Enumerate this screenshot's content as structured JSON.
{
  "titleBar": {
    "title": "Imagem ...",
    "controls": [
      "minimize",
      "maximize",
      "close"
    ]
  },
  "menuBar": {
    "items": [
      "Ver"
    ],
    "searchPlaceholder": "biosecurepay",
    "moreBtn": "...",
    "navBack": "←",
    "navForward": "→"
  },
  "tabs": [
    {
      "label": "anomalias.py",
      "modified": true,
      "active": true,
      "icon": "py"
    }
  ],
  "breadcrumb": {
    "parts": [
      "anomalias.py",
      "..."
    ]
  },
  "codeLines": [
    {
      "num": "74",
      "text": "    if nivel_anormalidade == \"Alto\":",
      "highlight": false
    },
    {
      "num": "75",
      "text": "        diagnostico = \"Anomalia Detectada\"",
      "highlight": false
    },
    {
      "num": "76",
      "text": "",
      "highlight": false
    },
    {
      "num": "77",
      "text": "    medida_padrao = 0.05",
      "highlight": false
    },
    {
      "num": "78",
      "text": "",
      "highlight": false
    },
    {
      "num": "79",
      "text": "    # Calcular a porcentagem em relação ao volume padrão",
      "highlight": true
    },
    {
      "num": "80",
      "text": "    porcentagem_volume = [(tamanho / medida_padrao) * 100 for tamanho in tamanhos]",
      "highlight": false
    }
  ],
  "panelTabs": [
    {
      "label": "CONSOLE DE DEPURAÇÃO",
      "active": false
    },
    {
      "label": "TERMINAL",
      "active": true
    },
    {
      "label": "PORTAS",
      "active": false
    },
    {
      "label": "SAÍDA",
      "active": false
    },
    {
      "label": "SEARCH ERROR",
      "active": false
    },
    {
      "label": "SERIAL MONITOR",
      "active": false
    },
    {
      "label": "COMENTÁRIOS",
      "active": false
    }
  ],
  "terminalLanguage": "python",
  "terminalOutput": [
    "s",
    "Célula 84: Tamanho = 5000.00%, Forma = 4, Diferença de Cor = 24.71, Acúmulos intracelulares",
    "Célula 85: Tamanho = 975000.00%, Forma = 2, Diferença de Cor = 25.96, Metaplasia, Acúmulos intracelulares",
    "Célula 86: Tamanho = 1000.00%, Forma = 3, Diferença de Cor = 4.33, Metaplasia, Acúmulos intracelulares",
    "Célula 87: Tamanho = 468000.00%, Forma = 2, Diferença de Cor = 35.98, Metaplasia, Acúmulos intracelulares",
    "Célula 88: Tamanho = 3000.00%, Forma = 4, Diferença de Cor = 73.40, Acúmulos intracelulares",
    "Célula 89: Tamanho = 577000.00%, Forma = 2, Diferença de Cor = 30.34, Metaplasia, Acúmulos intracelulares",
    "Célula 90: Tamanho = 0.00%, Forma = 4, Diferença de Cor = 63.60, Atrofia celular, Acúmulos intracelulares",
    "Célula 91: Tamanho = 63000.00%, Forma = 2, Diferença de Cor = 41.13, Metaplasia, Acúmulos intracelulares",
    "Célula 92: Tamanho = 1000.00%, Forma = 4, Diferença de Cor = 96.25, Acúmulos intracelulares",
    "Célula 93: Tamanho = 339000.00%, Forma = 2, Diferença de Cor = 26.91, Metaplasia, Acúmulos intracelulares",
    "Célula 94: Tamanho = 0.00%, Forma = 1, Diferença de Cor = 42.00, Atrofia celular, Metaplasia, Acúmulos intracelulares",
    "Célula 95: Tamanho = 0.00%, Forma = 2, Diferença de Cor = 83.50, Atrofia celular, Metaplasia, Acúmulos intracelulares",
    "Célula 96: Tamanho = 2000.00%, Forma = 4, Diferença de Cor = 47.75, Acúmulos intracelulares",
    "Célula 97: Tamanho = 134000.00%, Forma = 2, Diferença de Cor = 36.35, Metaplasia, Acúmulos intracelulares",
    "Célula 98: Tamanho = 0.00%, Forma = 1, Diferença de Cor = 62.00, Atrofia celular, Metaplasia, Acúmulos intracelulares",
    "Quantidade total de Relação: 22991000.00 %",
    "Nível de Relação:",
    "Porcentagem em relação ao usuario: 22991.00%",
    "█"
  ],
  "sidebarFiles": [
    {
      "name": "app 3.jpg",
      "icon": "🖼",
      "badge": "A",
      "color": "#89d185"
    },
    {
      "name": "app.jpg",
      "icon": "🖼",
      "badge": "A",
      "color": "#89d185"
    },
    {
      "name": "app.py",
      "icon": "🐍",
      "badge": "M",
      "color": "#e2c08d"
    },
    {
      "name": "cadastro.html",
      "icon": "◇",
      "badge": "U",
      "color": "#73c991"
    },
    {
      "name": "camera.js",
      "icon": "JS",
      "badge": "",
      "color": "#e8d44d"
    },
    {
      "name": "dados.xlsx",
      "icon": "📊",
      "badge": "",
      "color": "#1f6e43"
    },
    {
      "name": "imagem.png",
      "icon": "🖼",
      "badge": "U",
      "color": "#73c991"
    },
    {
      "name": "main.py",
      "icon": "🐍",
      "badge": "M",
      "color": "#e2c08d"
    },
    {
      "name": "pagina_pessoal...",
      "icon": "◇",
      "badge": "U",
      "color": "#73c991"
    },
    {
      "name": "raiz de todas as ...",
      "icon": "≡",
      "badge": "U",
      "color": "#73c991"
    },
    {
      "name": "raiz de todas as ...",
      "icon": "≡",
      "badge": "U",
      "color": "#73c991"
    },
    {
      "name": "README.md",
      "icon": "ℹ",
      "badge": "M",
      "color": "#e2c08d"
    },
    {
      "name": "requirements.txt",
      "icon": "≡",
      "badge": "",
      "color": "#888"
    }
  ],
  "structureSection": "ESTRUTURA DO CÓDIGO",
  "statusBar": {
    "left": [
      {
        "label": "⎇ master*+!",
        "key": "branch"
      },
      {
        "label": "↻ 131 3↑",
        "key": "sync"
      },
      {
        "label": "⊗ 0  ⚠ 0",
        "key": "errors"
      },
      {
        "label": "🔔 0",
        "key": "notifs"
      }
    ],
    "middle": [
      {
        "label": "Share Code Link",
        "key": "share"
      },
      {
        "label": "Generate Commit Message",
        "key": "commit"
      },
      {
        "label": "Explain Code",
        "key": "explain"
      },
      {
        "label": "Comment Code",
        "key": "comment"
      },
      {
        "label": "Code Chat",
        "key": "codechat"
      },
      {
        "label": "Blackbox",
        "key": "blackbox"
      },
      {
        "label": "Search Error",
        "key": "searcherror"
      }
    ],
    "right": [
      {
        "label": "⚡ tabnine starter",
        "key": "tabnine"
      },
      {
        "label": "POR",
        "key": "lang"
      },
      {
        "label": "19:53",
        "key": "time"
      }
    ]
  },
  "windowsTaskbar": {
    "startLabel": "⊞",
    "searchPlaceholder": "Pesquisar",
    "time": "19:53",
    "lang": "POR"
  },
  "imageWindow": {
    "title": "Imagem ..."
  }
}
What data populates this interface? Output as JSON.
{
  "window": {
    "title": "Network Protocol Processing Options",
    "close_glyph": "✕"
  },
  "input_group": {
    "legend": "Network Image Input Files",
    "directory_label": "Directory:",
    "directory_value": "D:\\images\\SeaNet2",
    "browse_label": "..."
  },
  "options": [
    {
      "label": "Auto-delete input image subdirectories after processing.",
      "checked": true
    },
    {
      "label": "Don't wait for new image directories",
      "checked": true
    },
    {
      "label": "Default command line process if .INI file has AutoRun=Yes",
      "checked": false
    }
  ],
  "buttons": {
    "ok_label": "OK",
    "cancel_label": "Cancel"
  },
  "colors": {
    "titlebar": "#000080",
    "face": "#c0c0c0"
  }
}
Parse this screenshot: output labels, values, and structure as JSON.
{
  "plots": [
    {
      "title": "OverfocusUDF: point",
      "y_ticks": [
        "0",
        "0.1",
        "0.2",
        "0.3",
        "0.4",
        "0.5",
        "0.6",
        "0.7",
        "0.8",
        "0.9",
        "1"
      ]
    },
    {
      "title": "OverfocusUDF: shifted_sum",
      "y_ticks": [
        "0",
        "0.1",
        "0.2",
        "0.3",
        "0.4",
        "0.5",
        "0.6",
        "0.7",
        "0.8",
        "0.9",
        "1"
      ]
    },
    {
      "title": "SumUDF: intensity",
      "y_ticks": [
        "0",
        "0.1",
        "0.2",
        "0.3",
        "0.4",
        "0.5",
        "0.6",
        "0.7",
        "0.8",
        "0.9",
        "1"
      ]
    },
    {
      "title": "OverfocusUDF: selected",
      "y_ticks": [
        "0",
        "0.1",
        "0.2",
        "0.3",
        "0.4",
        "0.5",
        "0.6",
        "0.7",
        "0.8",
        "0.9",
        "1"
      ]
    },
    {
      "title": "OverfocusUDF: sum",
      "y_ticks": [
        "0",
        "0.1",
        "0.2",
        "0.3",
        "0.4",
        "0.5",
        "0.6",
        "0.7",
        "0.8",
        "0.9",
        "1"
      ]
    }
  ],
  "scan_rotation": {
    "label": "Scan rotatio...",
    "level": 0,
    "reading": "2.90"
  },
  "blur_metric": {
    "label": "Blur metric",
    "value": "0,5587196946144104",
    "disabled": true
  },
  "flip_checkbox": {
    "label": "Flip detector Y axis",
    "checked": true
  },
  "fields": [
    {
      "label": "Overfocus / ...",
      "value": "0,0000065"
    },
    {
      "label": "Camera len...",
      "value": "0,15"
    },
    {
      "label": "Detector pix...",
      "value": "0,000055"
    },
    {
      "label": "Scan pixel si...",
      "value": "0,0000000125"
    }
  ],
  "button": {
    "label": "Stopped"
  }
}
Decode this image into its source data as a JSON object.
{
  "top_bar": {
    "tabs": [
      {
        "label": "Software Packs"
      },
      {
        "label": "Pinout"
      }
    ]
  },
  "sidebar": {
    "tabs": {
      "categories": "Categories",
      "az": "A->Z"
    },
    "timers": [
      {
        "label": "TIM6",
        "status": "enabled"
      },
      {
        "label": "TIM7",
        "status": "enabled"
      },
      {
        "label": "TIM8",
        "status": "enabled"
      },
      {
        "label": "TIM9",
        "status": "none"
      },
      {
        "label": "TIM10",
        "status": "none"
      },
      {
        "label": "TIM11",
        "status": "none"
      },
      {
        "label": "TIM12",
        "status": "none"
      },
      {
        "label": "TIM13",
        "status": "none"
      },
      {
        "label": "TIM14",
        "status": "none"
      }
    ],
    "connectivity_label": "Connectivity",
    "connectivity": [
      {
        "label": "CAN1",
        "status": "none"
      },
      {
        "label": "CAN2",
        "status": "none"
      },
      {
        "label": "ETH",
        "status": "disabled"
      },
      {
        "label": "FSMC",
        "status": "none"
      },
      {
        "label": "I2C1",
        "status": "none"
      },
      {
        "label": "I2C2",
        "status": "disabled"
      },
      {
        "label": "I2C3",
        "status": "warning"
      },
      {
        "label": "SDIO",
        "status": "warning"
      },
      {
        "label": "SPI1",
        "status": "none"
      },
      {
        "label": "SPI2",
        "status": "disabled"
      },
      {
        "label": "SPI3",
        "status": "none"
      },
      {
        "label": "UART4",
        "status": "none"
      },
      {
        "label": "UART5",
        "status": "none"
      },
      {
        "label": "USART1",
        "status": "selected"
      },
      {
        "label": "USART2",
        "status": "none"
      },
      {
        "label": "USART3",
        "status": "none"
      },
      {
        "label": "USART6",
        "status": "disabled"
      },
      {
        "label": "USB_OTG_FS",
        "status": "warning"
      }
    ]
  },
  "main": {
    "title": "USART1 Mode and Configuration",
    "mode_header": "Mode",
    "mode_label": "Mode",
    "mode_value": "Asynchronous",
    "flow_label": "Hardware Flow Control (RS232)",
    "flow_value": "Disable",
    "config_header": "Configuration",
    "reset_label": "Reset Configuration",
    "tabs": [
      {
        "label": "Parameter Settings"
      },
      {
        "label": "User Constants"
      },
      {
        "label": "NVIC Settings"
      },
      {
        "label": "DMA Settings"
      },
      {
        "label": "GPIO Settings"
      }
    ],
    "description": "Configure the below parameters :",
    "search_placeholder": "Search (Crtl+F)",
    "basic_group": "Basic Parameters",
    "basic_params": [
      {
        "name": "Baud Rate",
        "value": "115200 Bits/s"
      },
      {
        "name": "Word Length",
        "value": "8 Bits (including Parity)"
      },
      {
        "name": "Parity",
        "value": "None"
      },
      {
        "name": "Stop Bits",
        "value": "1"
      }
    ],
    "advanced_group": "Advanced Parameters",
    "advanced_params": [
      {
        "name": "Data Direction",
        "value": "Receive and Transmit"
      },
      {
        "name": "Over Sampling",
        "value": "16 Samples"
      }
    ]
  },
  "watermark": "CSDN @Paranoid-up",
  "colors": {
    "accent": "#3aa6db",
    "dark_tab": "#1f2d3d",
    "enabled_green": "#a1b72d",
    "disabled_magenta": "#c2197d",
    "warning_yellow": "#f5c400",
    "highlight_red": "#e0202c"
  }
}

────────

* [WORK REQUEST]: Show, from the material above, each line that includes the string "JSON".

* [THE ANSWER]:
Enumerate this screenshot's content as structured JSON.
What data populates this interface? Output as JSON.
Parse this screenshot: output labels, values, and structure as JSON.
Decode this image into its source data as a JSON object.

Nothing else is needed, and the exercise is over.